## THE PROBLEM:
Reproduce each record below exactly as written.

Web page and app entries:

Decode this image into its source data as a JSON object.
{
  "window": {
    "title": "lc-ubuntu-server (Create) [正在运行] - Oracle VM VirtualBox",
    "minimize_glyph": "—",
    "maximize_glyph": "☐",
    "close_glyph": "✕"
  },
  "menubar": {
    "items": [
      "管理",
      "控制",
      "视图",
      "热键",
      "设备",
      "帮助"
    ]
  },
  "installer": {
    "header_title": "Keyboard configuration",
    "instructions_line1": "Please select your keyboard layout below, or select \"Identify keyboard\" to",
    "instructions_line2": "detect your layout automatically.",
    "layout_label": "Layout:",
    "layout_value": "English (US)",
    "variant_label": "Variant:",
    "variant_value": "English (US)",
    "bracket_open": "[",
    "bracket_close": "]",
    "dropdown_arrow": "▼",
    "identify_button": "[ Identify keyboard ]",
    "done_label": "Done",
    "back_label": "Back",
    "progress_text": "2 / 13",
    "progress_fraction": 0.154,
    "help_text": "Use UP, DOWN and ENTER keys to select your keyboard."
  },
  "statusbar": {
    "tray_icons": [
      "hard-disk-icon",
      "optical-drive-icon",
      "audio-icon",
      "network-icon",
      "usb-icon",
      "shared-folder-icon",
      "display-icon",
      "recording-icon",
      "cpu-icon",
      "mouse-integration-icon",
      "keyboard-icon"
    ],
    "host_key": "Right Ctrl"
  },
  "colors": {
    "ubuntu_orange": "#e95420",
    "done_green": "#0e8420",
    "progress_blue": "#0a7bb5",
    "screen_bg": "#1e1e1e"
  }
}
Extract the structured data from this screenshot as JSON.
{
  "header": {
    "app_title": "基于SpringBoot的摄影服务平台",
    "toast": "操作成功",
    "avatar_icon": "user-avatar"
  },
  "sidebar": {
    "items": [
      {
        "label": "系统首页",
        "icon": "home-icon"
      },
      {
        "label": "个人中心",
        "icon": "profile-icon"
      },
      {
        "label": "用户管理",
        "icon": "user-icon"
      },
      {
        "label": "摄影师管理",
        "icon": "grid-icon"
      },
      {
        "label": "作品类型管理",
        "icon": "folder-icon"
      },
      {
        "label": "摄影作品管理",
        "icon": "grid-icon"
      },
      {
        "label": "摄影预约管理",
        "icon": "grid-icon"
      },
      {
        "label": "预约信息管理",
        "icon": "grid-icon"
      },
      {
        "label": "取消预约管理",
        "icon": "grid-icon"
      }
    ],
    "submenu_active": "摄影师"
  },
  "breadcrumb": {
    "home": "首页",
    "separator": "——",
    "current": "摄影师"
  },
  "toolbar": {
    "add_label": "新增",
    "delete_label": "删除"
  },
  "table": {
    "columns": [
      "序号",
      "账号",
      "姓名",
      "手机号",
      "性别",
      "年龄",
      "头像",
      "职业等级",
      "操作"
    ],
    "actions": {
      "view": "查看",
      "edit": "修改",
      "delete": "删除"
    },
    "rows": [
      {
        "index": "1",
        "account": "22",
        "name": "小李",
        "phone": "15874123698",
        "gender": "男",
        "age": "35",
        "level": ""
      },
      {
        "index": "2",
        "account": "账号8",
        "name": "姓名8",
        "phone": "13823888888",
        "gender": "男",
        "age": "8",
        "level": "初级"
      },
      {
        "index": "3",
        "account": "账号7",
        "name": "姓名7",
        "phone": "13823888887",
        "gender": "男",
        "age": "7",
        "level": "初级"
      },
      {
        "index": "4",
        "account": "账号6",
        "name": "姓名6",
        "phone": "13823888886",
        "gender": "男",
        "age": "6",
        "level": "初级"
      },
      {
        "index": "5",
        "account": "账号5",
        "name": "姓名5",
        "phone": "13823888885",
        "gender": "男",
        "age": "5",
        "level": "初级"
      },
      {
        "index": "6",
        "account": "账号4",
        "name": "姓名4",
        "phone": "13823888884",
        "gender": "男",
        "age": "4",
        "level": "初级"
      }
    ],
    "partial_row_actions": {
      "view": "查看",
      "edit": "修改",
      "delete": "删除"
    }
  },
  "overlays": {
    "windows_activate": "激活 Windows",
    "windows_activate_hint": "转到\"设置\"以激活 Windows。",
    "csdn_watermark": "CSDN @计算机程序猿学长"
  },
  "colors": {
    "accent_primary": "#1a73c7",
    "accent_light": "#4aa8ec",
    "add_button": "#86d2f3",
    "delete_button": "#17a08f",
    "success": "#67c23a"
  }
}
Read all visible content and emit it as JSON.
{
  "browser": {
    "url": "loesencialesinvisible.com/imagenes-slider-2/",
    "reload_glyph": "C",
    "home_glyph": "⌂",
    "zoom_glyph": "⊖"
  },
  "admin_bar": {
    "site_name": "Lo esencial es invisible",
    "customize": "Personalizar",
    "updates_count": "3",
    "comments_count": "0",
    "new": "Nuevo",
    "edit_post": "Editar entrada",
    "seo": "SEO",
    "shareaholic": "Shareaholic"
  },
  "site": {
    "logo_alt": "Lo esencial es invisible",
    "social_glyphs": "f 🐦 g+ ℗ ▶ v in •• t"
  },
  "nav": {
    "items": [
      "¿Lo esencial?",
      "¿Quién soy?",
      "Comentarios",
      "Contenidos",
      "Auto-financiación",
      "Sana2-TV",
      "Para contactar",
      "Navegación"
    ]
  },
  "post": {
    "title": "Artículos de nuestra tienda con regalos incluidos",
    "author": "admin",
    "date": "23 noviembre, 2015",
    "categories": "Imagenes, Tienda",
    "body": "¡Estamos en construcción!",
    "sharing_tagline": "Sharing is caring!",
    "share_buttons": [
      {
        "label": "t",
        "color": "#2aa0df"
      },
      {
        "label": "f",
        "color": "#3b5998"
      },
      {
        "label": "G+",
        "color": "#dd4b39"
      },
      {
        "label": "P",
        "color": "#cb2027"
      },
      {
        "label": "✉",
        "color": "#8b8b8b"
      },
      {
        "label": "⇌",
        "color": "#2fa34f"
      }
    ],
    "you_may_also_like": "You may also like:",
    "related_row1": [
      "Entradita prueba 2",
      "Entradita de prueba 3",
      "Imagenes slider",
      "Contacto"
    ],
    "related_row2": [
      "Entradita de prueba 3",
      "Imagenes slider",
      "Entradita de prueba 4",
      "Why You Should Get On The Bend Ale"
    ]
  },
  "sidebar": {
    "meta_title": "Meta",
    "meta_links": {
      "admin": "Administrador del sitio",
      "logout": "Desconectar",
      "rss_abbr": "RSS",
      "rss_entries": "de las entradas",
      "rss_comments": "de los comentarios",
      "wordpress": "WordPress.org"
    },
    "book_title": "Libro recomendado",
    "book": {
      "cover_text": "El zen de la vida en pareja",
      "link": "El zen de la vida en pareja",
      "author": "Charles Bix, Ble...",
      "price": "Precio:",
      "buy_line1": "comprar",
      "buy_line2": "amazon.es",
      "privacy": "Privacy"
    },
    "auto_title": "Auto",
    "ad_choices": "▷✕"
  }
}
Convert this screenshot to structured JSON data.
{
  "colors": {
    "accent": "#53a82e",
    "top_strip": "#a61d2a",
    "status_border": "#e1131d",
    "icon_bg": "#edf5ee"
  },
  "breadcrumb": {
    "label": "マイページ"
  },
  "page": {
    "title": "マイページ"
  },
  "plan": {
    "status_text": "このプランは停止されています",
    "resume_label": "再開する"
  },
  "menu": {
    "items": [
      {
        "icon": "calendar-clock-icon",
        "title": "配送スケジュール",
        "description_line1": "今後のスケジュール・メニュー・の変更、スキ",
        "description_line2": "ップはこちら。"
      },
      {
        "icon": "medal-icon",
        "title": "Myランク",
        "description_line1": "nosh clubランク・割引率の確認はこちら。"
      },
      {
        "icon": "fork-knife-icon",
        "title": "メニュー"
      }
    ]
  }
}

## OUTPUT OF THE EXERCISE:
Decode this image into its source data as a JSON object.
{
  "window": {
    "title": "lc-ubuntu-server (Create) [正在运行] - Oracle VM VirtualBox",
    "minimize_glyph": "—",
    "maximize_glyph": "☐",
    "close_glyph": "✕"
  },
  "menubar": {
    "items": [
      "管理",
      "控制",
      "视图",
      "热键",
      "设备",
      "帮助"
    ]
  },
  "installer": {
    "header_title": "Keyboard configuration",
    "instructions_line1": "Please select your keyboard layout below, or select \"Identify keyboard\" to",
    "instructions_line2": "detect your layout automatically.",
    "layout_label": "Layout:",
    "layout_value": "English (US)",
    "variant_label": "Variant:",
    "variant_value": "English (US)",
    "bracket_open": "[",
    "bracket_close": "]",
    "dropdown_arrow": "▼",
    "identify_button": "[ Identify keyboard ]",
    "done_label": "Done",
    "back_label": "Back",
    "progress_text": "2 / 13",
    "progress_fraction": 0.154,
    "help_text": "Use UP, DOWN and ENTER keys to select your keyboard."
  },
  "statusbar": {
    "tray_icons": [
      "hard-disk-icon",
      "optical-drive-icon",
      "audio-icon",
      "network-icon",
      "usb-icon",
      "shared-folder-icon",
      "display-icon",
      "recording-icon",
      "cpu-icon",
      "mouse-integration-icon",
      "keyboard-icon"
    ],
    "host_key": "Right Ctrl"
  },
  "colors": {
    "ubuntu_orange": "#e95420",
    "done_green": "#0e8420",
    "progress_blue": "#0a7bb5",
    "screen_bg": "#1e1e1e"
  }
}
Extract the structured data from this screenshot as JSON.
{
  "header": {
    "app_title": "基于SpringBoot的摄影服务平台",
    "toast": "操作成功",
    "avatar_icon": "user-avatar"
  },
  "sidebar": {
    "items": [
      {
        "label": "系统首页",
        "icon": "home-icon"
      },
      {
        "label": "个人中心",
        "icon": "profile-icon"
      },
      {
        "label": "用户管理",
        "icon": "user-icon"
      },
      {
        "label": "摄影师管理",
        "icon": "grid-icon"
      },
      {
        "label": "作品类型管理",
        "icon": "folder-icon"
      },
      {
        "label": "摄影作品管理",
        "icon": "grid-icon"
      },
      {
        "label": "摄影预约管理",
        "icon": "grid-icon"
      },
      {
        "label": "预约信息管理",
        "icon": "grid-icon"
      },
      {
        "label": "取消预约管理",
        "icon": "grid-icon"
      }
    ],
    "submenu_active": "摄影师"
  },
  "breadcrumb": {
    "home": "首页",
    "separator": "——",
    "current": "摄影师"
  },
  "toolbar": {
    "add_label": "新增",
    "delete_label": "删除"
  },
  "table": {
    "columns": [
      "序号",
      "账号",
      "姓名",
      "手机号",
      "性别",
      "年龄",
      "头像",
      "职业等级",
      "操作"
    ],
    "actions": {
      "view": "查看",
      "edit": "修改",
      "delete": "删除"
    },
    "rows": [
      {
        "index": "1",
        "account": "22",
        "name": "小李",
        "phone": "15874123698",
        "gender": "男",
        "age": "35",
        "level": ""
      },
      {
        "index": "2",
        "account": "账号8",
        "name": "姓名8",
        "phone": "13823888888",
        "gender": "男",
        "age": "8",
        "level": "初级"
      },
      {
        "index": "3",
        "account": "账号7",
        "name": "姓名7",
        "phone": "13823888887",
        "gender": "男",
        "age": "7",
        "level": "初级"
      },
      {
        "index": "4",
        "account": "账号6",
        "name": "姓名6",
        "phone": "13823888886",
        "gender": "男",
        "age": "6",
        "level": "初级"
      },
      {
        "index": "5",
        "account": "账号5",
        "name": "姓名5",
        "phone": "13823888885",
        "gender": "男",
        "age": "5",
        "level": "初级"
      },
      {
        "index": "6",
        "account": "账号4",
        "name": "姓名4",
        "phone": "13823888884",
        "gender": "男",
        "age": "4",
        "level": "初级"
      }
    ],
    "partial_row_actions": {
      "view": "查看",
      "edit": "修改",
      "delete": "删除"
    }
  },
  "overlays": {
    "windows_activate": "激活 Windows",
    "windows_activate_hint": "转到\"设置\"以激活 Windows。",
    "csdn_watermark": "CSDN @计算机程序猿学长"
  },
  "colors": {
    "accent_primary": "#1a73c7",
    "accent_light": "#4aa8ec",
    "add_button": "#86d2f3",
    "delete_button": "#17a08f",
    "success": "#67c23a"
  }
}
Read all visible content and emit it as JSON.
{
  "browser": {
    "url": "loesencialesinvisible.com/imagenes-slider-2/",
    "reload_glyph": "C",
    "home_glyph": "⌂",
    "zoom_glyph": "⊖"
  },
  "admin_bar": {
    "site_name": "Lo esencial es invisible",
    "customize": "Personalizar",
    "updates_count": "3",
    "comments_count": "0",
    "new": "Nuevo",
    "edit_post": "Editar entrada",
    "seo": "SEO",
    "shareaholic": "Shareaholic"
  },
  "site": {
    "logo_alt": "Lo esencial es invisible",
    "social_glyphs": "f 🐦 g+ ℗ ▶ v in •• t"
  },
  "nav": {
    "items": [
      "¿Lo esencial?",
      "¿Quién soy?",
      "Comentarios",
      "Contenidos",
      "Auto-financiación",
      "Sana2-TV",
      "Para contactar",
      "Navegación"
    ]
  },
  "post": {
    "title": "Artículos de nuestra tienda con regalos incluidos",
    "author": "admin",
    "date": "23 noviembre, 2015",
    "categories": "Imagenes, Tienda",
    "body": "¡Estamos en construcción!",
    "sharing_tagline": "Sharing is caring!",
    "share_buttons": [
      {
        "label": "t",
        "color": "#2aa0df"
      },
      {
        "label": "f",
        "color": "#3b5998"
      },
      {
        "label": "G+",
        "color": "#dd4b39"
      },
      {
        "label": "P",
        "color": "#cb2027"
      },
      {
        "label": "✉",
        "color": "#8b8b8b"
      },
      {
        "label": "⇌",
        "color": "#2fa34f"
      }
    ],
    "you_may_also_like": "You may also like:",
    "related_row1": [
      "Entradita prueba 2",
      "Entradita de prueba 3",
      "Imagenes slider",
      "Contacto"
    ],
    "related_row2": [
      "Entradita de prueba 3",
      "Imagenes slider",
      "Entradita de prueba 4",
      "Why You Should Get On The Bend Ale"
    ]
  },
  "sidebar": {
    "meta_title": "Meta",
    "meta_links": {
      "admin": "Administrador del sitio",
      "logout": "Desconectar",
      "rss_abbr": "RSS",
      "rss_entries": "de las entradas",
      "rss_comments": "de los comentarios",
      "wordpress": "WordPress.org"
    },
    "book_title": "Libro recomendado",
    "book": {
      "cover_text": "El zen de la vida en pareja",
      "link": "El zen de la vida en pareja",
      "author": "Charles Bix, Ble...",
      "price": "Precio:",
      "buy_line1": "comprar",
      "buy_line2": "amazon.es",
      "privacy": "Privacy"
    },
    "auto_title": "Auto",
    "ad_choices": "▷✕"
  }
}
Convert this screenshot to structured JSON data.
{
  "colors": {
    "accent": "#53a82e",
    "top_strip": "#a61d2a",
    "status_border": "#e1131d",
    "icon_bg": "#edf5ee"
  },
  "breadcrumb": {
    "label": "マイページ"
  },
  "page": {
    "title": "マイページ"
  },
  "plan": {
    "status_text": "このプランは停止されています",
    "resume_label": "再開する"
  },
  "menu": {
    "items": [
      {
        "icon": "calendar-clock-icon",
        "title": "配送スケジュール",
        "description_line1": "今後のスケジュール・メニュー・の変更、スキ",
        "description_line2": "ップはこちら。"
      },
      {
        "icon": "medal-icon",
        "title": "Myランク",
        "description_line1": "nosh clubランク・割引率の確認はこちら。"
      },
      {
        "icon": "fork-knife-icon",
        "title": "メニュー"
      }
    ]
  }
}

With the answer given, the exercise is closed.